Making a final push late Saturday to land star pass rusher Jadeveon Clowney, the Saints got creative, attempting to pull off a move believed to be the first of its kind in NFL history – but couldn't get final clearance from the league.

The Saints were working with another team towards a unique sign-and-trade deal that would've maneuvered around salary cap constraints to bring the free-agent Clowney to New Orleans. But talks fell apart over the NFL's willingness to approve such a deal, and Clowney wound up agreeing to terms with the Tennessee Titans on a one-year deal late Saturday night.

According to sources informed of the talks, the Saints didn't feel they could compete financially with the Titans' offer – $12 million, plus $3 million in incentives – given budgetary reasons. So, they approached another team to find a workaround. (Sources didn't confirm the other team, which hereafter is referred to as "Team X", but it is believed to be the Cleveland Browns, who have ample cap space and a front office known for having a propensity for creativity, most memorably on display in their 2016 trade for quarterback Brock Osweiler.)

The sides discussed parameters of a deal in which Team X would've signed Clowney to a one-year, $15 million contract and paid him a $5 million signing bonus. Then, Team X would've immediately traded Clowney to the Saints, who would've sent Team X a second-round draft pick, as well as a player to take additional salary off New Orleans' books. The Saints would've paid Clowney's remaining $10 million salary.

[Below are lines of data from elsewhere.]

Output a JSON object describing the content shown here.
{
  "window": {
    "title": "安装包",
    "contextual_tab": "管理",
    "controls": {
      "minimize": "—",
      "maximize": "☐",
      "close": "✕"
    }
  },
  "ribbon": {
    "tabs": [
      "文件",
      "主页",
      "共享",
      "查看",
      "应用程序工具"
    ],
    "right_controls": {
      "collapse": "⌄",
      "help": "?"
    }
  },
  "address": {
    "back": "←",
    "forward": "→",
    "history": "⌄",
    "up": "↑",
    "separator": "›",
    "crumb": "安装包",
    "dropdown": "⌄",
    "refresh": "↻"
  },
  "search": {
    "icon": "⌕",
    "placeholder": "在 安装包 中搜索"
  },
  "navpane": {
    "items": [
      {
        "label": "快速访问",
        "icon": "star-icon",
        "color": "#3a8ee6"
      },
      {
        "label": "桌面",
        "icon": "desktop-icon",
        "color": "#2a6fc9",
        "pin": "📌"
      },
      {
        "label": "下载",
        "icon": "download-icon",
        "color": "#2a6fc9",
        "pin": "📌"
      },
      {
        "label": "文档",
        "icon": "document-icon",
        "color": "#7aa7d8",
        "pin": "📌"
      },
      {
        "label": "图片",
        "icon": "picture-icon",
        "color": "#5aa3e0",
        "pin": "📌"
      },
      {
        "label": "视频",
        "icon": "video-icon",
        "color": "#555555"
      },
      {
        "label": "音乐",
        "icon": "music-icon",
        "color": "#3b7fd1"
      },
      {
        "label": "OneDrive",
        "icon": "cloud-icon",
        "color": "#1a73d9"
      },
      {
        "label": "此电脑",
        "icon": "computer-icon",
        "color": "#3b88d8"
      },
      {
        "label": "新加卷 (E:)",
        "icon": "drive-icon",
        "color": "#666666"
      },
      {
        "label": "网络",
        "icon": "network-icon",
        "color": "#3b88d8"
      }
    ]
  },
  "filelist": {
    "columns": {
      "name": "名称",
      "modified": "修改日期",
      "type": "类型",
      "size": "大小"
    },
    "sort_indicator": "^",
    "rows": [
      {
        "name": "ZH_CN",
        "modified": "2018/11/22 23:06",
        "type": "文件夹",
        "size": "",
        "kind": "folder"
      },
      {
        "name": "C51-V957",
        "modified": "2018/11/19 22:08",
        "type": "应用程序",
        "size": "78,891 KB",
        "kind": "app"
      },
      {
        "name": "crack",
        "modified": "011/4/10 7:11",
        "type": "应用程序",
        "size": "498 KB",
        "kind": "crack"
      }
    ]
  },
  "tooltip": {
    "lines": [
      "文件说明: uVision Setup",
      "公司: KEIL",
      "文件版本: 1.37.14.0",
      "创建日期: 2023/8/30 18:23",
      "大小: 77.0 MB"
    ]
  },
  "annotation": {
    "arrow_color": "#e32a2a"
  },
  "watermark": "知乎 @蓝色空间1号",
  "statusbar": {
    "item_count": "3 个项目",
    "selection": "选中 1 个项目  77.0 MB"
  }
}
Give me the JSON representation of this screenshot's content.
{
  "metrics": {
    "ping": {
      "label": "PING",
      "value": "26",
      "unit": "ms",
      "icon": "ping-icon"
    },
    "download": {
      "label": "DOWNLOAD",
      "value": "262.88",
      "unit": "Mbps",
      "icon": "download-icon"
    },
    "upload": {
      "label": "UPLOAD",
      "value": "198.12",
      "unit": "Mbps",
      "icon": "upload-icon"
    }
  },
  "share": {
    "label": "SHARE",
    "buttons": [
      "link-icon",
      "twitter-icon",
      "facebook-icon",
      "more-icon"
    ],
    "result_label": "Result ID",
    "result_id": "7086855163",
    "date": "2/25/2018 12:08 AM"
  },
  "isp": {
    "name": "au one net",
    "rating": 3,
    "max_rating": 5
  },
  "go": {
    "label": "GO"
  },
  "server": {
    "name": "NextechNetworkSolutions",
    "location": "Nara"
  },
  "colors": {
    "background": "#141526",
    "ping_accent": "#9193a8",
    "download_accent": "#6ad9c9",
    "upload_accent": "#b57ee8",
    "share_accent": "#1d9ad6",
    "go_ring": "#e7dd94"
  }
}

Just one problem: The teams got word late Saturday the NFL was unlikely to approve such a deal.

Other teams have, in essence, paid cash for picks in the past, including the Browns, who agreed to take on Osweiler's $16 million guaranteed salary in a deal that netted them a second-round draft pick. Last year, the Dolphins paid Ryan Tannehill a $5 million signing bonus on a restructured contract to send him to the Titans and linebacker Kiko Alonso a $1 million signing bonus as part of a trade to the Saints. And Clowney himself received a $7 million signing bonus last August from the Texans to help complete a trade to Seattle.

But several executives from different NFL teams said they couldn't recall any other team executing such a deal involving a free agent who was literally only signed to trade him. One exec summed up the interpretation of the league's bylaws as: "Fundamentally, you can't trade cash."

The Saints have long been willing to convert large base salaries to signing bonuses or add voidable years to contracts to free up short-term cap space. But there is great uncertainty about the 2021 salary cap, given a projected multibillion-dollar revenue shortfall related to COVID-19 that could cause it to drop from $198.2 million per club in 2020 to as little as $175 million. Entering this weekend's cuts, the Saints had over $260 million in cap commitments for 2021, according to NFL Players Association records.

The Saints continued to try to rework their offer late into Saturday night, but without help, they couldn't match the Titans' offer. And after 5½ months on the free-agent market, Clowney decided to head to Tennessee instead.